:: PROVIDED DATA ::
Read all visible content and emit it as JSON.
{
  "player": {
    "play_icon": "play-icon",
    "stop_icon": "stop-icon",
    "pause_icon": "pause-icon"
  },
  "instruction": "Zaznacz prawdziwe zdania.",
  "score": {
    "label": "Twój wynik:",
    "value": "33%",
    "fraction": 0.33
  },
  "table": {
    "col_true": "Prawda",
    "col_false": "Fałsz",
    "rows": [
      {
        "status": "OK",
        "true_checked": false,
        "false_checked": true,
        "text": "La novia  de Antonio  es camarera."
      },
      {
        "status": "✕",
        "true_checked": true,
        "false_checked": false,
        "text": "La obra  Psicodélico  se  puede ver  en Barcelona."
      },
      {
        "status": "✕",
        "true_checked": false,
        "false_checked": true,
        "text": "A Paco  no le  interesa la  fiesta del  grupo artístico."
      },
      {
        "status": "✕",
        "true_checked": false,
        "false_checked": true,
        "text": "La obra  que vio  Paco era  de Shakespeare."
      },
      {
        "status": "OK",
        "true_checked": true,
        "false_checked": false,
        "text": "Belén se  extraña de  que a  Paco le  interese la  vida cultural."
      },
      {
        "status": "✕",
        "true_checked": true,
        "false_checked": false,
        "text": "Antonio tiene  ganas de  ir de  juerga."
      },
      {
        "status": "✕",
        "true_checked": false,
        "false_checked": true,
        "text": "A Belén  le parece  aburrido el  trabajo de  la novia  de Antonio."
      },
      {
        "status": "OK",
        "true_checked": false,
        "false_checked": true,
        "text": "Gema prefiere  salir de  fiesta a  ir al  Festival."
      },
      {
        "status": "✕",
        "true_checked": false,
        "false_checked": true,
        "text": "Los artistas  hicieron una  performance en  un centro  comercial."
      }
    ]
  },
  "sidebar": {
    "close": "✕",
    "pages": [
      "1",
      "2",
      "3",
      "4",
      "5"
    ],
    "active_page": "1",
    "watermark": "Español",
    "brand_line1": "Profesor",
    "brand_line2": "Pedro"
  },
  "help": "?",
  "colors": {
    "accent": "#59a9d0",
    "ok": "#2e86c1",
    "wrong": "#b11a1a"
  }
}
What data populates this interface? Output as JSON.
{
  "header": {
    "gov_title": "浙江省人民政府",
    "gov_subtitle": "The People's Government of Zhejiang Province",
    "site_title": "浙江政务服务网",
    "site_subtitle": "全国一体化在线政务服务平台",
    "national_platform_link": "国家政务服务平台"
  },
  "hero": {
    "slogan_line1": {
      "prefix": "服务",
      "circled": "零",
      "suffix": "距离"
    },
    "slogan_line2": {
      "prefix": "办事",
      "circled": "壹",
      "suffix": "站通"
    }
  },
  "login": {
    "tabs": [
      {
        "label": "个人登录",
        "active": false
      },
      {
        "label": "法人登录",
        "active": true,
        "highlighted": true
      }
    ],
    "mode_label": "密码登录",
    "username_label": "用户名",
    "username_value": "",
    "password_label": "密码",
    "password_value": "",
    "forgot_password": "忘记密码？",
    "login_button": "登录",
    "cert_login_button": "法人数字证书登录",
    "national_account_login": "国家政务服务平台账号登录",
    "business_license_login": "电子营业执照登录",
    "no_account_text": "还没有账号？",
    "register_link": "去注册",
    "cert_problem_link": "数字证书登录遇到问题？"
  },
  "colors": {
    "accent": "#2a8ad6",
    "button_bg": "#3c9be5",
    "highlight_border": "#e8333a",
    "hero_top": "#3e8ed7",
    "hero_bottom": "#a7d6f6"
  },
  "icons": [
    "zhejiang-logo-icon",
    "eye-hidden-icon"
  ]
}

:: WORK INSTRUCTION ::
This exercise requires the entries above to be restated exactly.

:: SOLUTION TO THIS TASK ::
Read all visible content and emit it as JSON.
{
  "player": {
    "play_icon": "play-icon",
    "stop_icon": "stop-icon",
    "pause_icon": "pause-icon"
  },
  "instruction": "Zaznacz prawdziwe zdania.",
  "score": {
    "label": "Twój wynik:",
    "value": "33%",
    "fraction": 0.33
  },
  "table": {
    "col_true": "Prawda",
    "col_false": "Fałsz",
    "rows": [
      {
        "status": "OK",
        "true_checked": false,
        "false_checked": true,
        "text": "La novia  de Antonio  es camarera."
      },
      {
        "status": "✕",
        "true_checked": true,
        "false_checked": false,
        "text": "La obra  Psicodélico  se  puede ver  en Barcelona."
      },
      {
        "status": "✕",
        "true_checked": false,
        "false_checked": true,
        "text": "A Paco  no le  interesa la  fiesta del  grupo artístico."
      },
      {
        "status": "✕",
        "true_checked": false,
        "false_checked": true,
        "text": "La obra  que vio  Paco era  de Shakespeare."
      },
      {
        "status": "OK",
        "true_checked": true,
        "false_checked": false,
        "text": "Belén se  extraña de  que a  Paco le  interese la  vida cultural."
      },
      {
        "status": "✕",
        "true_checked": true,
        "false_checked": false,
        "text": "Antonio tiene  ganas de  ir de  juerga."
      },
      {
        "status": "✕",
        "true_checked": false,
        "false_checked": true,
        "text": "A Belén  le parece  aburrido el  trabajo de  la novia  de Antonio."
      },
      {
        "status": "OK",
        "true_checked": false,
        "false_checked": true,
        "text": "Gema prefiere  salir de  fiesta a  ir al  Festival."
      },
      {
        "status": "✕",
        "true_checked": false,
        "false_checked": true,
        "text": "Los artistas  hicieron una  performance en  un centro  comercial."
      }
    ]
  },
  "sidebar": {
    "close": "✕",
    "pages": [
      "1",
      "2",
      "3",
      "4",
      "5"
    ],
    "active_page": "1",
    "watermark": "Español",
    "brand_line1": "Profesor",
    "brand_line2": "Pedro"
  },
  "help": "?",
  "colors": {
    "accent": "#59a9d0",
    "ok": "#2e86c1",
    "wrong": "#b11a1a"
  }
}
What data populates this interface? Output as JSON.
{
  "header": {
    "gov_title": "浙江省人民政府",
    "gov_subtitle": "The People's Government of Zhejiang Province",
    "site_title": "浙江政务服务网",
    "site_subtitle": "全国一体化在线政务服务平台",
    "national_platform_link": "国家政务服务平台"
  },
  "hero": {
    "slogan_line1": {
      "prefix": "服务",
      "circled": "零",
      "suffix": "距离"
    },
    "slogan_line2": {
      "prefix": "办事",
      "circled": "壹",
      "suffix": "站通"
    }
  },
  "login": {
    "tabs": [
      {
        "label": "个人登录",
        "active": false
      },
      {
        "label": "法人登录",
        "active": true,
        "highlighted": true
      }
    ],
    "mode_label": "密码登录",
    "username_label": "用户名",
    "username_value": "",
    "password_label": "密码",
    "password_value": "",
    "forgot_password": "忘记密码？",
    "login_button": "登录",
    "cert_login_button": "法人数字证书登录",
    "national_account_login": "国家政务服务平台账号登录",
    "business_license_login": "电子营业执照登录",
    "no_account_text": "还没有账号？",
    "register_link": "去注册",
    "cert_problem_link": "数字证书登录遇到问题？"
  },
  "colors": {
    "accent": "#2a8ad6",
    "button_bg": "#3c9be5",
    "highlight_border": "#e8333a",
    "hero_top": "#3e8ed7",
    "hero_bottom": "#a7d6f6"
  },
  "icons": [
    "zhejiang-logo-icon",
    "eye-hidden-icon"
  ]
}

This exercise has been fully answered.